Math does come easy to me, English doesn’t. So when I scribbled ‘Write a Book’ on my bucket list, it was my idea for improving my spelling, grammar and vocabulary. I never imagined how much those three little words would change my life.
But writing Lost In Kakadu was the easy part. Editing that first shitty manuscript took eight years of hard slog. I did several editing courses. Then I hired a professional editor who also offered mentoring. But my inexperience and downright ignorance nearly drove her to give up on me many times. I had to learn everything. And I mean everything. I learnt about POVs and clichés, first person and third person perspectives. I learnt syntax, synonyms, sentence structure and just about everything else in between. I wrote short stories, drafted two more manuscripts and learnt the joys of character arcs. I worked hard, did my homework, read the prescribed reading, experimented and practiced. Then practiced some more.
So to answer your question, yes math comes easy to me, but it’s just plain boring. Words are a challenge, one that I absolutely love. Finding the perfect word is like a puzzle, so maybe my mathematical brain helps after all.

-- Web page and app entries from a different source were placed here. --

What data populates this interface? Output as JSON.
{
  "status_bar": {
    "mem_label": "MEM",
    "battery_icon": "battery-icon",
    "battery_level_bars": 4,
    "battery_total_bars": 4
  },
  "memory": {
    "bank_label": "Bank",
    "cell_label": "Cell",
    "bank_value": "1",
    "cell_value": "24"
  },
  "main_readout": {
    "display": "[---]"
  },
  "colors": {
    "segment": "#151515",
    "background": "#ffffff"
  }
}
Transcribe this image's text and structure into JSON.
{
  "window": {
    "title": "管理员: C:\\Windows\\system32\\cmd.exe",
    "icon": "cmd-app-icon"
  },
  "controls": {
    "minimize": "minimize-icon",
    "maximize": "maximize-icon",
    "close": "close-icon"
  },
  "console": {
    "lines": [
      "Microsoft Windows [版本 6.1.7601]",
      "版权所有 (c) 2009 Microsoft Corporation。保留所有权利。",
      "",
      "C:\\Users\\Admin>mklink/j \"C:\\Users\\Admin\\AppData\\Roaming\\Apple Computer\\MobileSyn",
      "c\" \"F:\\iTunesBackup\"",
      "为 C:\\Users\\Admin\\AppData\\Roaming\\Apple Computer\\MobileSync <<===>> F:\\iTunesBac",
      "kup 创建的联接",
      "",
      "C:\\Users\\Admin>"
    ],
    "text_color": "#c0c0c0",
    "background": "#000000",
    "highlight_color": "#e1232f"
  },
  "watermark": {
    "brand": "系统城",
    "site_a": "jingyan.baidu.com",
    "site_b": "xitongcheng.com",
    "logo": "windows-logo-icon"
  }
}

2015 is promising to be a huge year for me. I’ve sold my Action Adventure series to Escape Publishing. Treasured Secrets is due for release April 2015 and Treasured Destiny in October 2015. I have also sold my first Crime novel to Harlequin Mira and my print book Double Take will be released June 2015. This is also the first book in a planned series. Exciting, fun times ahead.